In their book ‘How Did That Happen?‘ Roger Connors and Tom Smith outline a way of making sure that expectations are clear. It involves three discussions that cover:

  • Communicating the expectation that you have of the person – This might sound simple, but have you ever noticed that what you think you have said is not what the other person thinks they have heard? Once you have shared your proposed expectations with your team you might want to get their input and feedback. This will ensure that there is mutual understanding and that you gain their commitment and support to ensure effective implementation.
  • Clarifying the boundaries – Ensure that the other person or the team is absolutely clear on the boundaries upfront. This will avoid people from being inhibited by boundaries that do not actually exist. It will also prevent them from overstepping boundaries that do exist, thereby causing problems of a different kind. This conversation can also prevent ‘scope creep’, an expansion of the task you are giving the person or team.
  • Establishing available support – This conversation clarifies the support that is available to those who you expect to deliver on your expectation. When people really understand what support, both tangible and intangible, they will probably feel more comfortable that they can overcome the obstacles that crop up along the way.
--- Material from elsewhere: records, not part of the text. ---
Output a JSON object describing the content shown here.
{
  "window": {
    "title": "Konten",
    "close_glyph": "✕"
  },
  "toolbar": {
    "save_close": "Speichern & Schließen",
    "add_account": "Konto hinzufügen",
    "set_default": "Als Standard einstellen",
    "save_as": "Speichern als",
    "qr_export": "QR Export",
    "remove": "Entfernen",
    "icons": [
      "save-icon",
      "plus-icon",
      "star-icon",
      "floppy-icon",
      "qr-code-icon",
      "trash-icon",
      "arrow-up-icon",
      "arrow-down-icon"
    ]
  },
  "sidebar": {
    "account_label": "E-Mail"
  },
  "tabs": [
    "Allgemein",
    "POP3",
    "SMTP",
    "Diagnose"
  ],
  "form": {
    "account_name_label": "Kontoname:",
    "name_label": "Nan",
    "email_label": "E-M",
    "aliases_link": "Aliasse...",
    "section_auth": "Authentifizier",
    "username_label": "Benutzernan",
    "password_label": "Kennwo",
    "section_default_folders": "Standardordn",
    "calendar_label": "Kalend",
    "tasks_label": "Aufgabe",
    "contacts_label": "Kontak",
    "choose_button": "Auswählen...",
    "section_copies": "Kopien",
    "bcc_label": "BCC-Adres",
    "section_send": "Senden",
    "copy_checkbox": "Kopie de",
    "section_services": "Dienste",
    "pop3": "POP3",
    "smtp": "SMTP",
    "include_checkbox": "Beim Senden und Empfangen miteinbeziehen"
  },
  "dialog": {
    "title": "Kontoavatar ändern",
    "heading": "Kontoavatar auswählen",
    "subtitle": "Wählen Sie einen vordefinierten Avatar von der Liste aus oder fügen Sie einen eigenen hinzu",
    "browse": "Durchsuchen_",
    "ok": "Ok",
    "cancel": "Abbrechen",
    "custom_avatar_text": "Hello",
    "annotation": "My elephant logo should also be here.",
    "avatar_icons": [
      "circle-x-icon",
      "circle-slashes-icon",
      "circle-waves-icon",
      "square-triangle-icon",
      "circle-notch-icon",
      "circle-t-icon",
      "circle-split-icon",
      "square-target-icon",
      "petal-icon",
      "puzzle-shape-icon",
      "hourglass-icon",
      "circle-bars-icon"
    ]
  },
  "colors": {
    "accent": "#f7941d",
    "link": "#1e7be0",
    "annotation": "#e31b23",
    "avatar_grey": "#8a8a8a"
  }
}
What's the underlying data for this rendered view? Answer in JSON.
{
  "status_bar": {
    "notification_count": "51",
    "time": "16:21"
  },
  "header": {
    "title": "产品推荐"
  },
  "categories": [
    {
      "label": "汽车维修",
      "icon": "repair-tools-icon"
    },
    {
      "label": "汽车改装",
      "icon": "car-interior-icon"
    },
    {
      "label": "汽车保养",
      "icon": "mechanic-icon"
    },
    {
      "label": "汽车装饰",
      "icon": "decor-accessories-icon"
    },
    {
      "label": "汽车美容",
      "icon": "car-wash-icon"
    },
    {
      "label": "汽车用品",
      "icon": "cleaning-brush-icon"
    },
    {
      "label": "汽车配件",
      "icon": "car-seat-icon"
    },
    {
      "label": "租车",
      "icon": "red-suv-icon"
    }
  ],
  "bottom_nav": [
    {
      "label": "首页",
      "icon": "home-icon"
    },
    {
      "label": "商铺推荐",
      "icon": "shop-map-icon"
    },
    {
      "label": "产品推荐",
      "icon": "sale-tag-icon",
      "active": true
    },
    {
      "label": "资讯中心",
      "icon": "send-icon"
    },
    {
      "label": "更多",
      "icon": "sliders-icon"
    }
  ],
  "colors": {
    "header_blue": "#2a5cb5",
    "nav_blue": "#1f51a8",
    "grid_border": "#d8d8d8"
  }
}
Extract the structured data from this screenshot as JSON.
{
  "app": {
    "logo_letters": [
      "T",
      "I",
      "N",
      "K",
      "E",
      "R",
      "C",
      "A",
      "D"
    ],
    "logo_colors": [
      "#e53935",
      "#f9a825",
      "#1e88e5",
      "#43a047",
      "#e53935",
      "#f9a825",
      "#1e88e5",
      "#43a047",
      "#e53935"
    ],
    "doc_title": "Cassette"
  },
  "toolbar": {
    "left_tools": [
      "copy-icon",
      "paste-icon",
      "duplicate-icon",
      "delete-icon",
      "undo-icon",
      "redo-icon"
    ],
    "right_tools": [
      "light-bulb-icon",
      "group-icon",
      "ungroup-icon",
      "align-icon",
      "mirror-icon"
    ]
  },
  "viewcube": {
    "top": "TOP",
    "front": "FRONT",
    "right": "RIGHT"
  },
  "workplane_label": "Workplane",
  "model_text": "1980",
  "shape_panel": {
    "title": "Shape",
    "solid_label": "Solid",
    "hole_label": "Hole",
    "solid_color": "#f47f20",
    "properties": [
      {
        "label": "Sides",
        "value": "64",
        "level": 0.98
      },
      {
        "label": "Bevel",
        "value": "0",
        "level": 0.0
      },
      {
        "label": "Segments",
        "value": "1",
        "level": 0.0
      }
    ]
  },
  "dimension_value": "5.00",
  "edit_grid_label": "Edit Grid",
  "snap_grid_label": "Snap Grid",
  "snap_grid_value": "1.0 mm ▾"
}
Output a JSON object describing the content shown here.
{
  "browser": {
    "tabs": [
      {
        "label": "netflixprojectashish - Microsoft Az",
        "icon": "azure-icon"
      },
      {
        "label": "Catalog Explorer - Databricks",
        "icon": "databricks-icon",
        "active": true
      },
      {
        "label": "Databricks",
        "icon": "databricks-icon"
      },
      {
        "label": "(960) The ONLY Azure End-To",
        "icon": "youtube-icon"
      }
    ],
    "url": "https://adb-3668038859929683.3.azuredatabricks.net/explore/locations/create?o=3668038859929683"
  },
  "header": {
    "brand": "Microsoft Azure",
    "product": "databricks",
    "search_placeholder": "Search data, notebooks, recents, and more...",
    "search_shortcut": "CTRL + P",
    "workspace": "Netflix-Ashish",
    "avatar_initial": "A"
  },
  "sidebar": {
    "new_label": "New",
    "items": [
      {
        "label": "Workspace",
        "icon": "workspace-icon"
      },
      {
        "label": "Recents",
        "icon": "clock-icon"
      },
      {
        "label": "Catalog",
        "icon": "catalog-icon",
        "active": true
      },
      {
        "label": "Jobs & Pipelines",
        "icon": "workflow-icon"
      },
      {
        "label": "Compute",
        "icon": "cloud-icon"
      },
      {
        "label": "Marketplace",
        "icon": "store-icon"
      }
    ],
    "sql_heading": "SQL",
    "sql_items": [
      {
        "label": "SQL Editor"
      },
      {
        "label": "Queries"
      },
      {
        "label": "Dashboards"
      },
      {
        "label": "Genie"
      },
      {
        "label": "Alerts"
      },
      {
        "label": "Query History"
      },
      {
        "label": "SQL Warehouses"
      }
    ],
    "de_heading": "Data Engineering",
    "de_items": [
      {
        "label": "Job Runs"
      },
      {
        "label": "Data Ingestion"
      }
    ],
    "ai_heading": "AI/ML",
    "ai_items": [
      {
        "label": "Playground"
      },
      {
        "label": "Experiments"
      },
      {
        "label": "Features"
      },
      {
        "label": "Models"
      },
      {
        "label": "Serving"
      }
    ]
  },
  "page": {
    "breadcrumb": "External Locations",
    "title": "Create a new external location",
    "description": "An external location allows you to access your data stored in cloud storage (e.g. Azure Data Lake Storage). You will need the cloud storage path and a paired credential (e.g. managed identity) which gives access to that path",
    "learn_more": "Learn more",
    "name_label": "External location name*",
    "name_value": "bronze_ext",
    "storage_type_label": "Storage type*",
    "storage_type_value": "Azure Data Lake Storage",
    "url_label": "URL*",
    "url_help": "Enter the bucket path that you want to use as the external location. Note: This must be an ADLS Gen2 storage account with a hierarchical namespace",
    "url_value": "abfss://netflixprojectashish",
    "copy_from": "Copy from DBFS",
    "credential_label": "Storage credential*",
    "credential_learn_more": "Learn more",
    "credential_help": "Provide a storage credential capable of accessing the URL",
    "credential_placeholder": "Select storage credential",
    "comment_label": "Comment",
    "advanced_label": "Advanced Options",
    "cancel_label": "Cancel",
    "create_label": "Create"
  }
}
This process is an effective way to establish the ‘what’ of your expectation. You will obviously need to clarify the when expectation; i.e. being clear in terms of time. Never assume that peoples’ timescales will be the same as yours unless you make them clear to them.

It is worth noting that many serious employee relations problems including grievances, destructive conflict, and unfair dismissal claims which can be very costly for the organization are down to unclear expectations and standards.

Finally, if your expectations are high, most people will strive to achieve these expectations. While I am all for setting stretch targets that inspire and challenge people please remember that if you overstretch people, they may well burn out and you may well undermine their motivation, performance, and well-being.